Television remains the most used media technology across age groups from preschool to 15, but among 12-15 year olds it is marginally pipped by Internet activity, which is rising.
Online Safety: Trust and Concerns
94% of children access the Internet at home.
Children’s trust in Internet content has fallen across the board since 2005 and varies according to source: about 74% say they trust school homework sites, c. 50% trust Wikipedia content, and just 28% say they would trust the content on social networking sites (perhaps still a scarily high figure).
About one in five children has concerns about seeing material that is too old for them, or sad, scary or embarrassing. About one in ten of the older children has concerns about bad things people have said about them online. At this point, it’s worth mentioning a recent article in Times Educational Supplement quoting research findings that average anxiety levels among teenagers are now such that in the 1950s they would have been diagnosed with an anxiety disorder. It bears rewording: it is now normal (in the sense of common) for our children to live with anxiety at levels considered pathological just two generations ago.
How do parents curate or intervene to support and control their children’s media use?
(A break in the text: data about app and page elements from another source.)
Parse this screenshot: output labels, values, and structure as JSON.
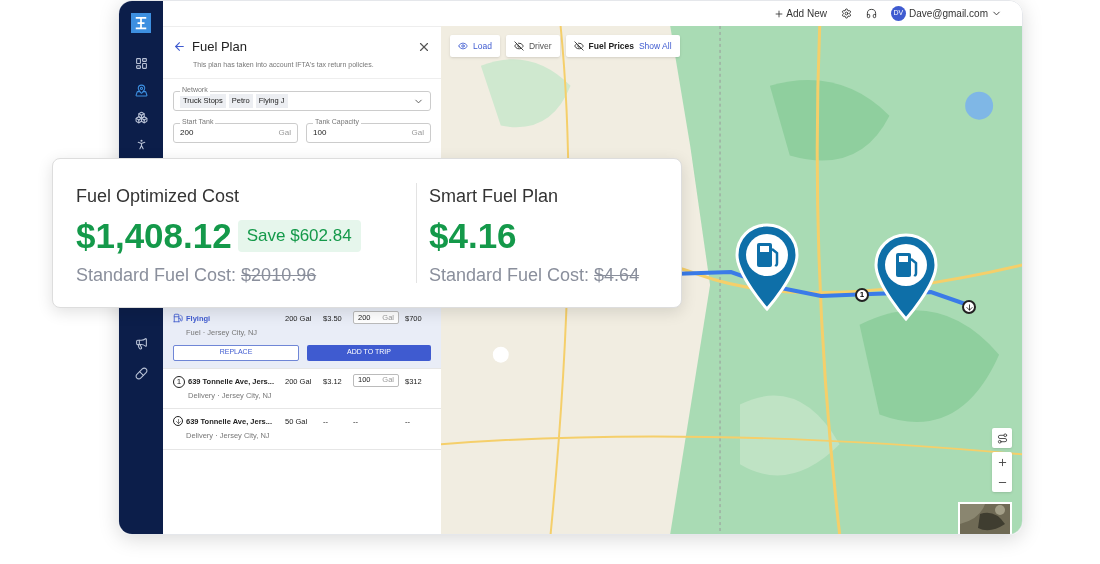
{
  "top_bar": {
    "add_new": "Add New",
    "avatar": "DV",
    "user": "Dave@gmail.com"
  },
  "map_toggles": [
    {
      "label": "Load",
      "visible": true
    },
    {
      "label": "Driver",
      "visible": false
    },
    {
      "label": "Fuel Prices",
      "visible": false,
      "link": "Show All"
    }
  ],
  "panel": {
    "title": "Fuel Plan",
    "subtitle": "This plan has taken into account IFTA's tax return policies.",
    "network": {
      "label": "Network",
      "tags": [
        "Truck Stops",
        "Petro",
        "Flying J"
      ]
    },
    "fields": [
      {
        "label": "Start Tank",
        "value": "200",
        "unit": "Gal"
      },
      {
        "label": "Tank Capacity",
        "value": "100",
        "unit": "Gal"
      }
    ],
    "stops": [
      {
        "kind": "fuel",
        "name": "Flyingi",
        "detail": "Fuel · Jersey City, NJ",
        "gallons": "200 Gal",
        "price": "$3.50",
        "amount": "200",
        "unit": "Gal",
        "total": "$700",
        "selected": true,
        "actions": [
          "REPLACE",
          "ADD TO TRIP"
        ]
      },
      {
        "kind": "numbered",
        "marker": "1",
        "name": "639 Tonnelle Ave, Jers...",
        "detail": "Delivery · Jersey City, NJ",
        "gallons": "200 Gal",
        "price": "$3.12",
        "amount": "100",
        "unit": "Gal",
        "total": "$312",
        "selected": false
      },
      {
        "kind": "end",
        "name": "639 Tonnelle Ave, Jers...",
        "detail": "Delivery · Jersey City, NJ",
        "gallons": "50 Gal",
        "price": "--",
        "amount": "--",
        "total": "--",
        "selected": false
      }
    ]
  },
  "map": {
    "route_marker": "1"
  },
  "summary": [
    {
      "title": "Fuel Optimized Cost",
      "amount": "$1,408.12",
      "badge": "Save $602.84",
      "standard_label": "Standard Fuel Cost:",
      "standard_value": "$2010.96"
    },
    {
      "title": "Smart Fuel Plan",
      "amount": "$4.16",
      "standard_label": "Standard Fuel Cost:",
      "standard_value": "$4.64"
    }
  ]
}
A few (c.15%) claim to put no controls on at all. While 85% of parents use some blend of conversation (many talk with their children at least once a month about safety online); technical mediation such as access codes and passwords; safe search technology; parental control mechanisms; and enabling YouTube safety mode.
Making and Sharing: The Rise and Rise of YouTube
Bite-size clips are sharable and fun.
YouTube use is rising dramatically, with sharability and content creation and curation facilities of very high value to children. It’s shaking up the music video industry as companies realise many young people no longer watch an entire 3-minute music video, but instead share and reshare brief buyer-clips.
Vine and Instagram are popular for sharing videos and photos.
Emotional Needs Drive Media Use
Children associate different media technologies with fulfilling different needs.
Enjoyment: TV
Imagination: Games consol
Creativity and Exploration: Laptop
Sharing: Phone
While tablets do not yet dominate any one category they score highly across all, and tablet use continues to rise among all the age groups.
Asked which technology they would hate to lose most, 5-7 and 8-11 years olds generally say television, and then games; for 12-15 year olds it’s their PHONE!
Real World – Digital interaction
Children now expect screens in their environment and expect to interact via touch.
So – is there anything here we can apply directly to interpretation planning? Maybe, maybe not. I have a hunch that most children will access interpretation predominantly onsite. But I note too that good homework resources are popular – often curated and recommended by teaching staff.
And if we’re going digital, then … Cats running into walls are cool! Brief, sharable, playable, funny.